Juniper’s Knot is available to download for free for Windows, Mac and Linux and even iOS. There’s some bad language and some dark concepts, but nothing otherwise unsuitable for an impressionable youth. If you’ve got an hour or so spare, give it a look.
It’s official – the trailer for Wade McGillis’ Astronot is the best ever. The. Best. Trailer. Ever. It just goes to show that more indie game developers should divulge in song and dance more often…maybe not all of them though. The game is the important though, we know, we know. But seriously, if you ever want to give your trailer a bit of a kick, a sing-a-long certainly helps, at least in this case.
As the clever little title suggests, Atronot is about someone doing astronaut type things, but is not necessarily an astronaut. In fact, they’re a garbage man on a trading ship who just ended up as the only survivor after a crash landing on an uncharted planet. Your aim is to then explore, fight and generally survive against the many weird creatures you’ll find and the odd happenings you’ll encounter.
Simply put, the game is an 8-bit metroidvania meaning there’s plenty of screens to sidescroll through and many items and powerups to find. Bosses, of course, are also numerous and come in many shapes and sizes, varying depending on the area you’re currently in. If the adventure provided isn’t enough for you then you’ll be thrilled to hear that the game comes with an editor so that players may create their own worlds. Soon, you’ll be able to share your creations with other players as well, meaning you’ll theoretically never run out of content.
You can actually play Lite version of Astronot, which acts as a demo, or you can buy the full version for just two space bucks. The game is available on Windows, Mac and iOS. More information on the official website is provided.

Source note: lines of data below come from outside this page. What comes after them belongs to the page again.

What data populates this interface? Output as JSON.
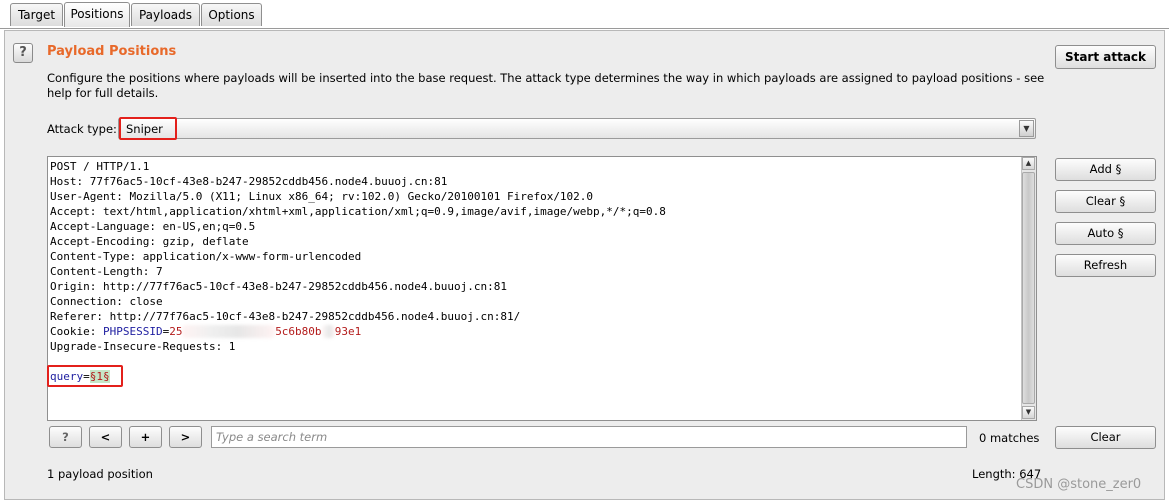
{
  "tabs": [
    {
      "label": "Target"
    },
    {
      "label": "Positions",
      "active": true
    },
    {
      "label": "Payloads"
    },
    {
      "label": "Options"
    }
  ],
  "panel": {
    "help_icon": "?",
    "title": "Payload Positions",
    "description": "Configure the positions where payloads will be inserted into the base request. The attack type determines the way in which payloads are assigned to payload positions - see help for full details."
  },
  "start_attack": "Start attack",
  "attack_type": {
    "label": "Attack type:",
    "value": "Sniper"
  },
  "side_buttons": {
    "add": "Add §",
    "clear": "Clear §",
    "auto": "Auto §",
    "refresh": "Refresh"
  },
  "request": {
    "lines": [
      "POST / HTTP/1.1",
      "Host: 77f76ac5-10cf-43e8-b247-29852cddb456.node4.buuoj.cn:81",
      "User-Agent: Mozilla/5.0 (X11; Linux x86_64; rv:102.0) Gecko/20100101 Firefox/102.0",
      "Accept: text/html,application/xhtml+xml,application/xml;q=0.9,image/avif,image/webp,*/*;q=0.8",
      "Accept-Language: en-US,en;q=0.5",
      "Accept-Encoding: gzip, deflate",
      "Content-Type: application/x-www-form-urlencoded",
      "Content-Length: 7",
      "Origin: http://77f76ac5-10cf-43e8-b247-29852cddb456.node4.buuoj.cn:81",
      "Connection: close",
      "Referer: http://77f76ac5-10cf-43e8-b247-29852cddb456.node4.buuoj.cn:81/"
    ],
    "cookie_prefix": "Cookie: ",
    "cookie_name": "PHPSESSID",
    "cookie_eq": "=",
    "cookie_value_start": "25",
    "cookie_value_end": "5c6b80b",
    "cookie_value_tail": "93e1",
    "upgrade_line": "Upgrade-Insecure-Requests: 1",
    "body_param": "query",
    "body_eq": "=",
    "body_payload": "§1§"
  },
  "search_bar": {
    "help": "?",
    "prev": "<",
    "add": "+",
    "next": ">",
    "placeholder": "Type a search term",
    "matches": "0 matches",
    "clear": "Clear"
  },
  "status": {
    "positions": "1 payload position",
    "length": "Length: 647"
  },
  "watermark": "CSDN @stone_zer0"
}
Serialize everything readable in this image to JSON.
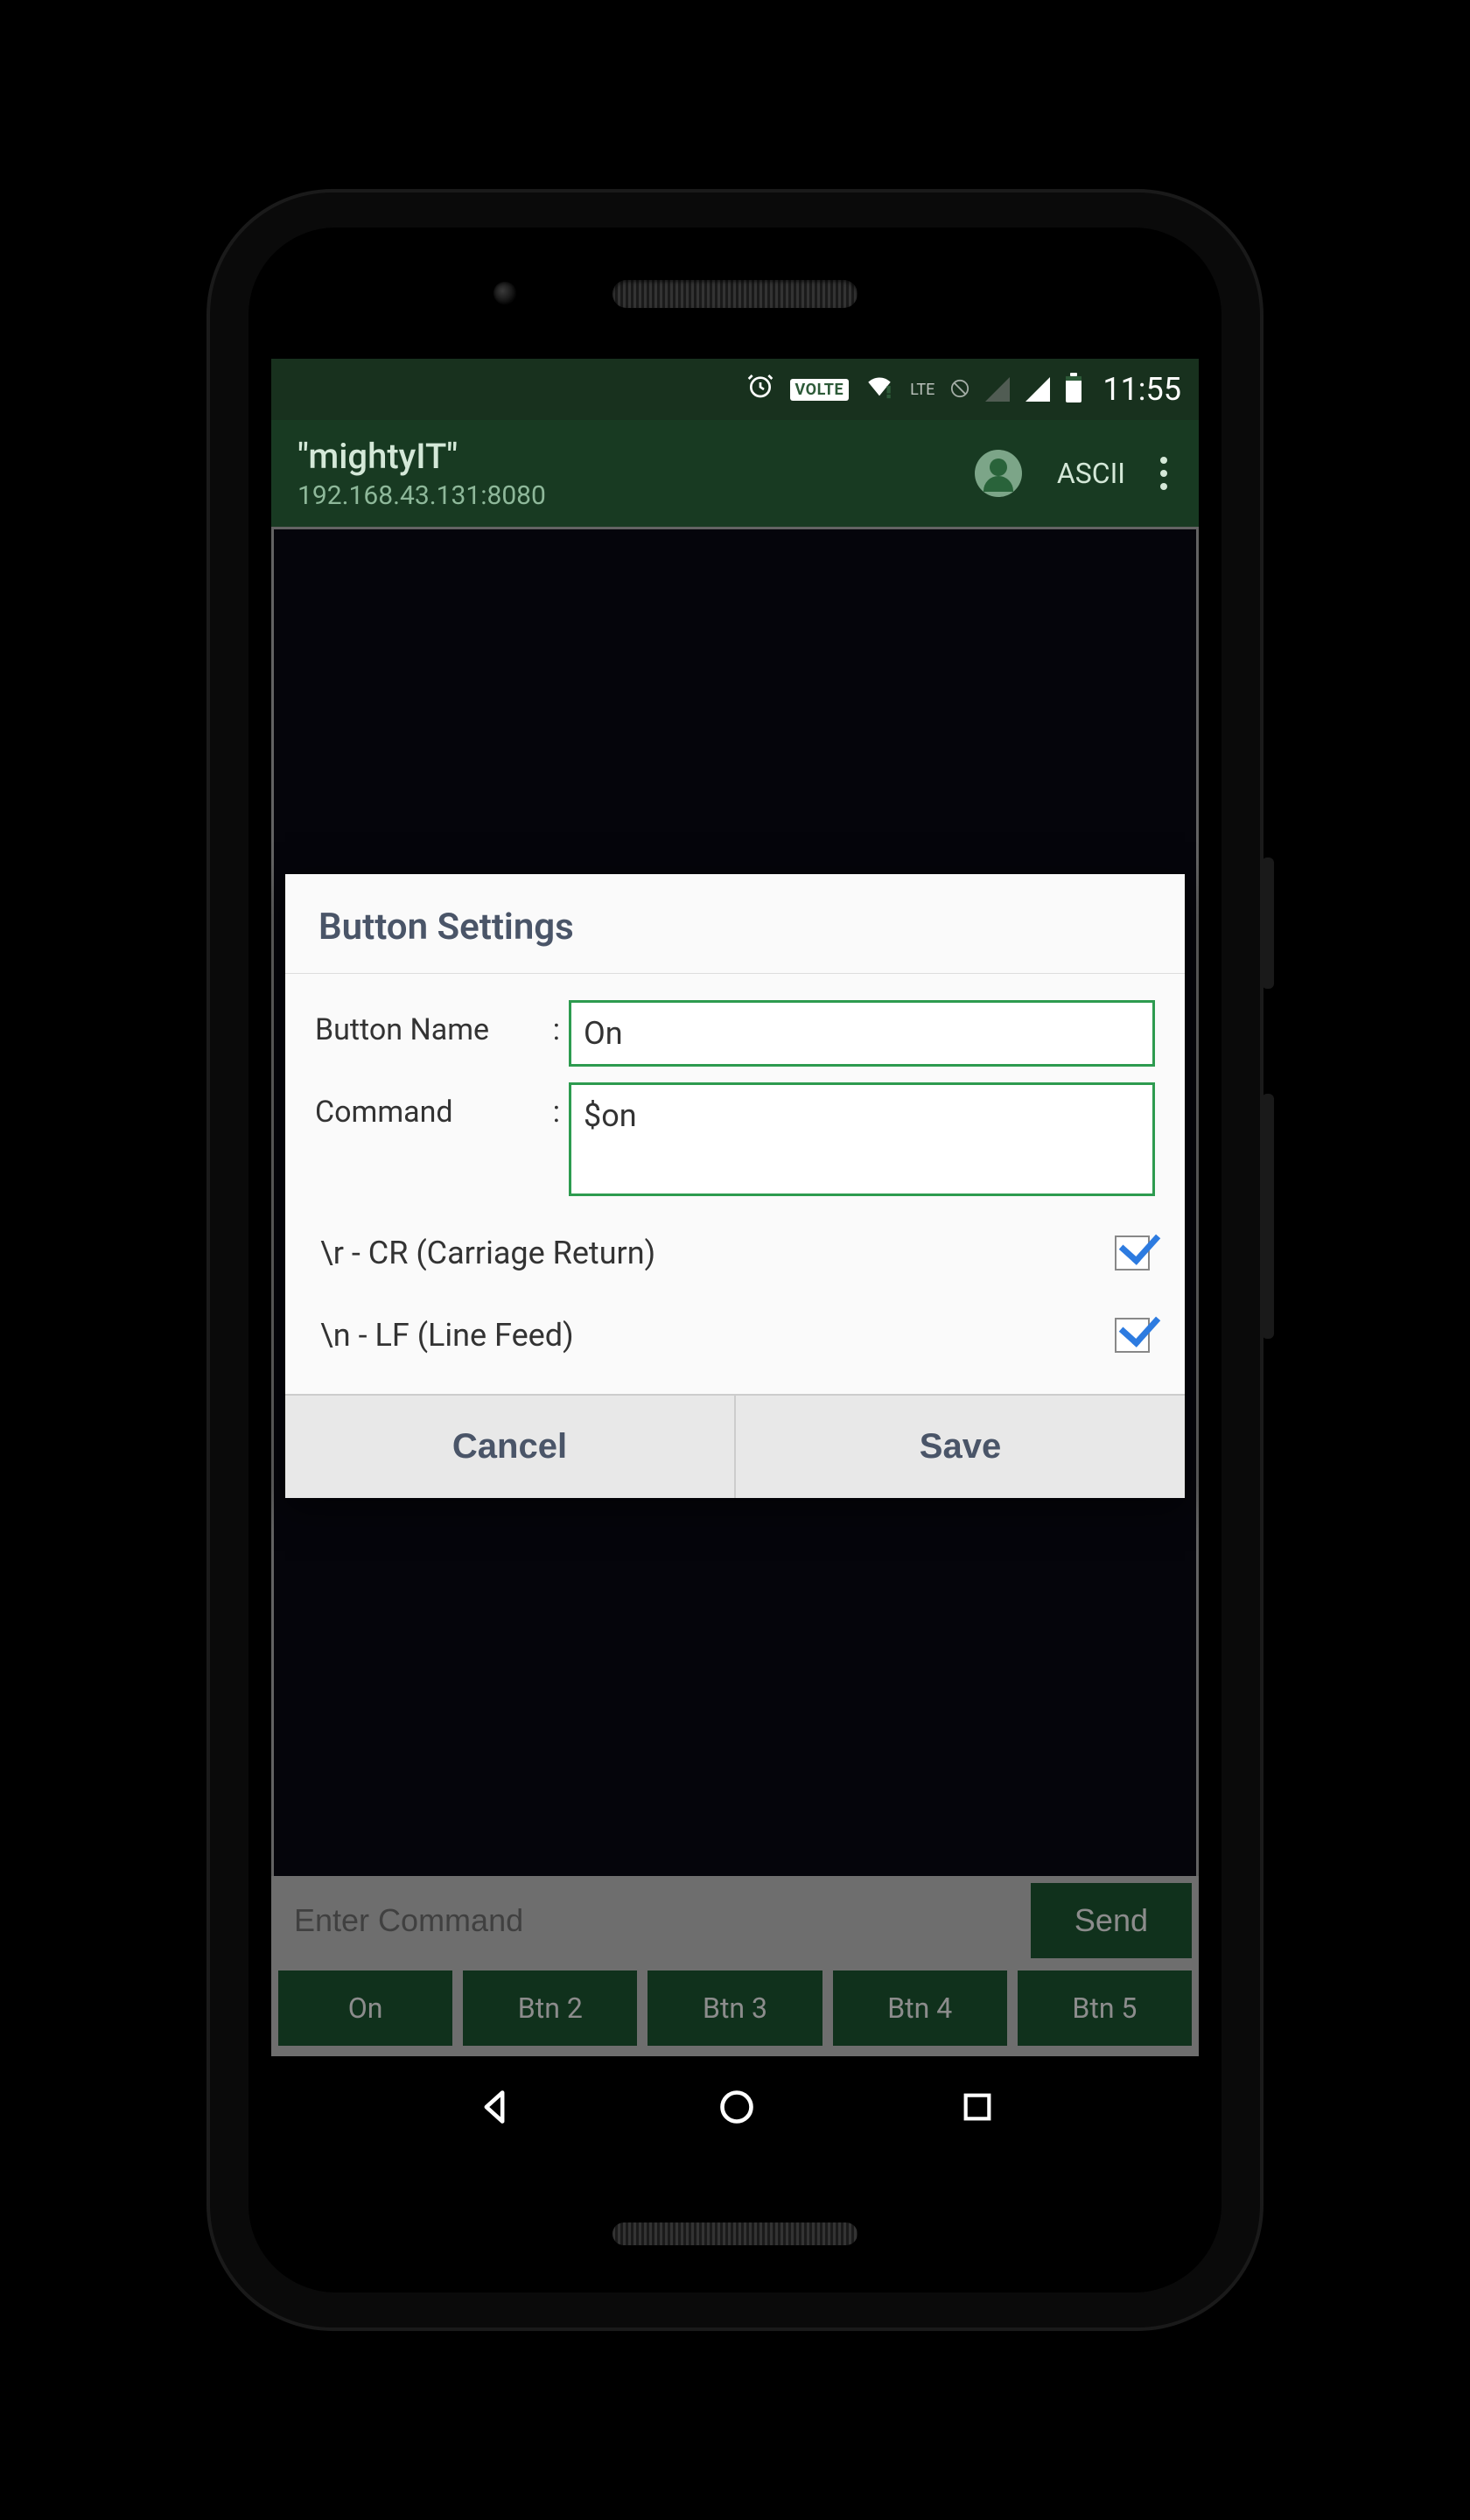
{
  "status": {
    "time": "11:55",
    "volte": "VOLTE",
    "lte": "LTE"
  },
  "appbar": {
    "title": "\"mightyIT\"",
    "subtitle": "192.168.43.131:8080",
    "mode": "ASCII"
  },
  "command": {
    "placeholder": "Enter Command",
    "send": "Send"
  },
  "macros": [
    "On",
    "Btn 2",
    "Btn 3",
    "Btn 4",
    "Btn 5"
  ],
  "dialog": {
    "title": "Button Settings",
    "name_label": "Button Name",
    "name_value": "On",
    "cmd_label": "Command",
    "cmd_value": "$on",
    "cr_label": "\\r - CR (Carriage Return)",
    "lf_label": "\\n - LF (Line Feed)",
    "cancel": "Cancel",
    "save": "Save"
  }
}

Frogmind Games is a new start-up studio from two former Red Lynx employees, who boast working on Trials Evolution and Motoheroz for the company. They weren’t just minor employees though, Johannes Vuorinen was the lead programmer on Trials Evolution’s rather incredible in-game editor and Juhana Myllys was the lead artist for MotoHeroz, so there you go.
Currently there’s a timer on the website for their big game reveal on July 2nd and they’re being sure to keep everything very hush-hush about it. We did attempt to make them part with some details for us and they did so, if only a little. Those looking for an influence from working on the Trials Evolution editor might be in luck as they said that they “love to create and play games, and our vision is to reflect this feeling in our games.”
We weren’t content with that though, so with a little more prodding we managed to get the following statement, which is quite exciting really:
“If you liked the atmosphere of LIMBO or Machinarium, you’ll love what we’re working on.”
Yes we actually love the atmosphere in both of those games so replicating that in a game would be just a little bit fantastic. Which platforms is the game coming to? They told us that at first the game will be coming to iOS devices but will, at a later date, be making its way to PC and Mac. We’ll have more information on the game when on the announcement day for you, so until then just keep your eye on the clock on the official website.